## Data supplied
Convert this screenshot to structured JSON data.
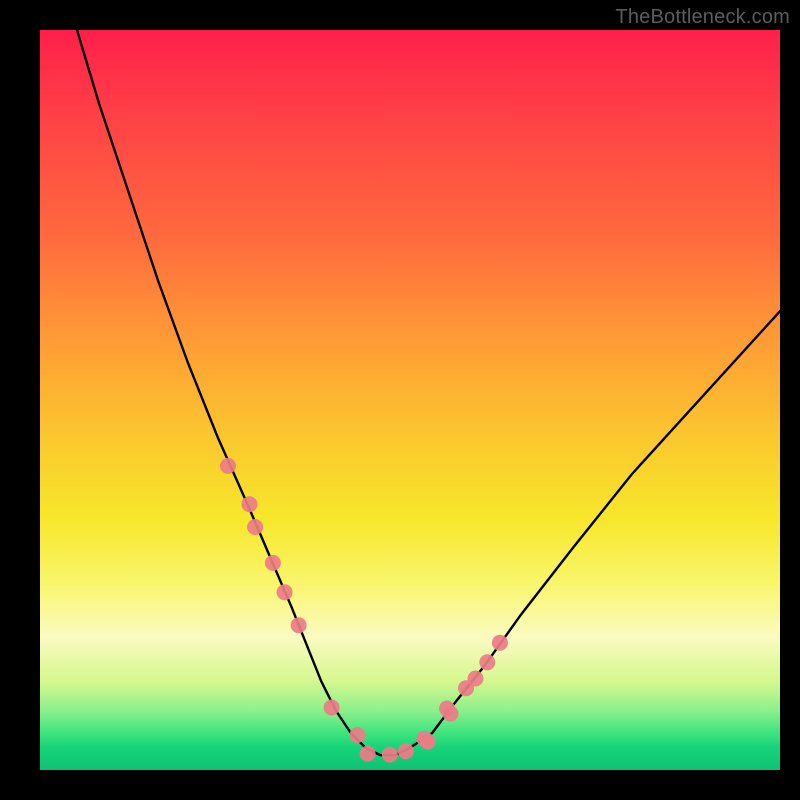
{
  "watermark": "TheBottleneck.com",
  "chart_data": {
    "type": "line",
    "title": "",
    "xlabel": "",
    "ylabel": "",
    "xlim": [
      0,
      100
    ],
    "ylim": [
      0,
      100
    ],
    "grid": false,
    "legend": false,
    "series": [
      {
        "name": "bottleneck-curve",
        "x": [
          5,
          8,
          12,
          16,
          20,
          24,
          28,
          31,
          34,
          36,
          38,
          40,
          42,
          44,
          46,
          48,
          50,
          53,
          56,
          60,
          65,
          72,
          80,
          90,
          100
        ],
        "y": [
          100,
          90,
          78,
          66,
          55,
          45,
          36,
          29,
          22,
          17,
          12,
          8,
          5,
          3,
          2,
          2,
          3,
          5,
          9,
          14,
          21,
          30,
          40,
          51,
          62
        ]
      }
    ],
    "marker_clusters": [
      {
        "name": "left-cluster",
        "x_range": [
          26,
          35
        ],
        "y_range": [
          18,
          36
        ],
        "count": 6,
        "color": "#eb7c87"
      },
      {
        "name": "bottom-cluster",
        "x_range": [
          40,
          52
        ],
        "y_range": [
          2,
          6
        ],
        "count": 6,
        "color": "#eb7c87"
      },
      {
        "name": "right-cluster",
        "x_range": [
          53,
          62
        ],
        "y_range": [
          8,
          30
        ],
        "count": 7,
        "color": "#eb7c87"
      }
    ],
    "background_gradient": {
      "direction": "vertical",
      "stops": [
        {
          "pos": 0.0,
          "color": "#ff1f4a"
        },
        {
          "pos": 0.28,
          "color": "#ff6a3e"
        },
        {
          "pos": 0.55,
          "color": "#fbc72e"
        },
        {
          "pos": 0.75,
          "color": "#f9f66e"
        },
        {
          "pos": 0.88,
          "color": "#d6f78f"
        },
        {
          "pos": 1.0,
          "color": "#0fc272"
        }
      ]
    }
  }
}
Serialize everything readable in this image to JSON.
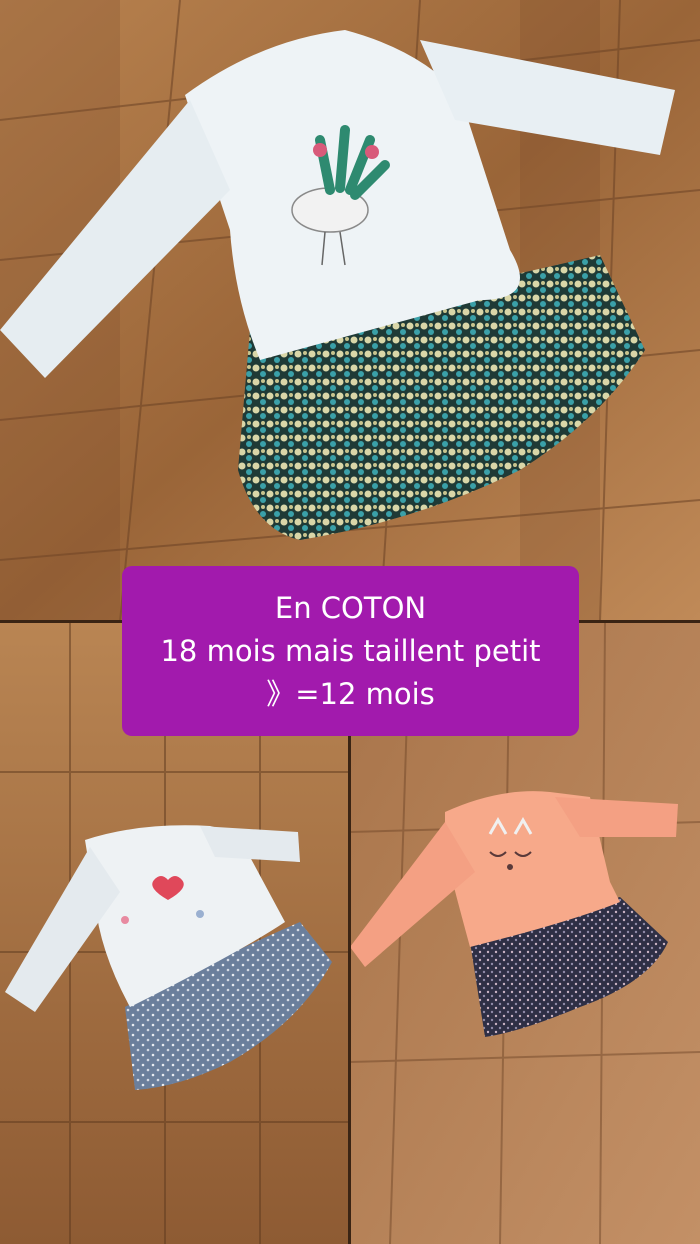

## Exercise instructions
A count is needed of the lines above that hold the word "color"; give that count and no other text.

## Task solution
9